I love this email from Mark Larson, which describes the experience of one young woman’s encounter with Richmond’s First Baptist Church. I sometimes tell the church, “There must be a thousand ways to bring heaven to earth.” There must be a dozen ways in this story alone:
Yesterday, a young lady from Munich, Germany had a KOH2RVA experience that I wanted to share with you. When this young lady and others told me about what she had experienced that day, I clearly saw the Holy Spirit at work through a team of FBC friends.
Nina arrived in Richmond as part of a six-week journey to see the east coast of the US—alone. She is “sofa-surfing” from New York to Miami. This is a new way to travel cheap—a time-share for sofas. You agree to let people who sign up stay on your sofa for free in return for your ability to stay on the sofas of others in the network. The system depends on self-policing much like is done at EBay. Unfortunately, on the first day of her sofa-stay in Richmond, Nina encountered an environment of alcohol, drugs, and large dogs. She left this unwelcoming place and opted to stay at a nearby hotel.
Though of a different Christian denomination, one of her desired experiences was to visit a Baptist church.
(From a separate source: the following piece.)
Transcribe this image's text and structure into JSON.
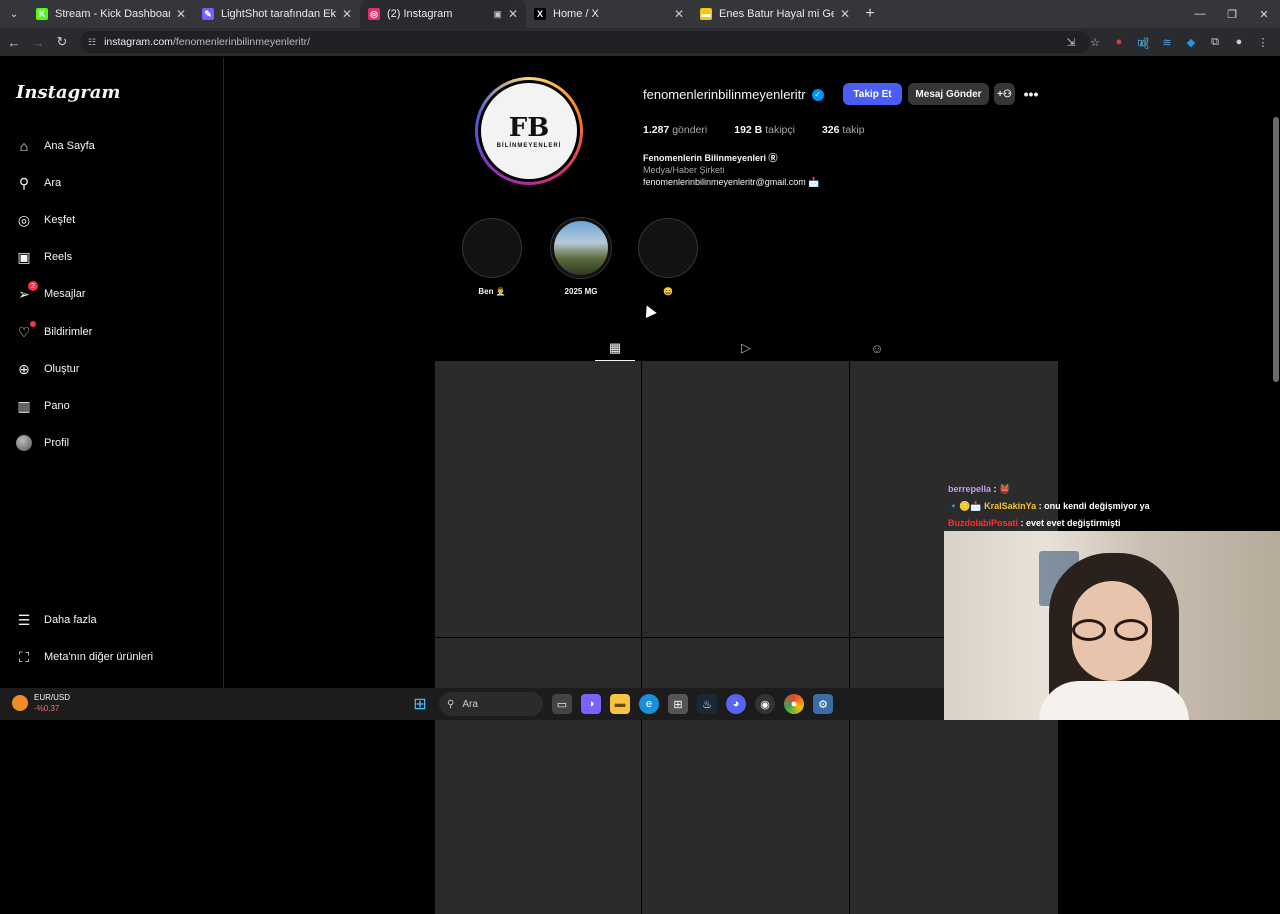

After an Internet search, she located First Baptist and walked 2 ½ miles for the 8:30 AM service this past Sunday morning. This is where the First Baptist folks took over:
• Nina was met at the sidewalk by our front door greeters (including Sharon Brittle and Alena Glembova).
• They took her inside where she sat with Sandra Saunders during the service. Sandra took Ralph’s “Radical Hospitality” class this spring; she, Ralph, Alena, and many others host events to make the VCU International students feel at home in Richmond and at our church. It was this group who served ice cream to RVA United on a recent Tuesday night.
• Nina described the service and sermon as “energetic” and “uplifting” – unlike what she experiences at home.
• During the service, Sandra introduced Nina to Heath and Theresa Coryell who welcomed her into their Bible study class.
• Sandra took Nina to lunch with some of her friends, and let her know of the “International Pot Luck” dinner that Carrie and I were hosting at our house that evening.
• Four of our FBC members shuttled many of the international students who had no means of transportation.
• At the International Pot Luck, Nina met about 25 people from eight countries, tasted food they brought that reminded them of their home country, traded contact information with several, and invited them to stay at her house in Munich (but not on the sofa) if ever traveling to Munich.
• When everyone began leaving, she was offered a ride back to her hotel (or) a visit to Sweet Frog for frozen yogurt with Sandra. No contest.
She is now on her way to Charlotte, but what a contrast in hospitality this young lady experienced in 24 hours!
I think this is one way that KOH2RVA can work: a series of small, friendly gestures by a group of friends come together and bring heaven to our city—for one young lady on an adventure, for college students who are a long way from home, and for those of us who are privileged to be part of their lives.
“I was a stranger,” Jesus said, “and you welcomed me.”
That’s (at least) one way to bring heaven to earth.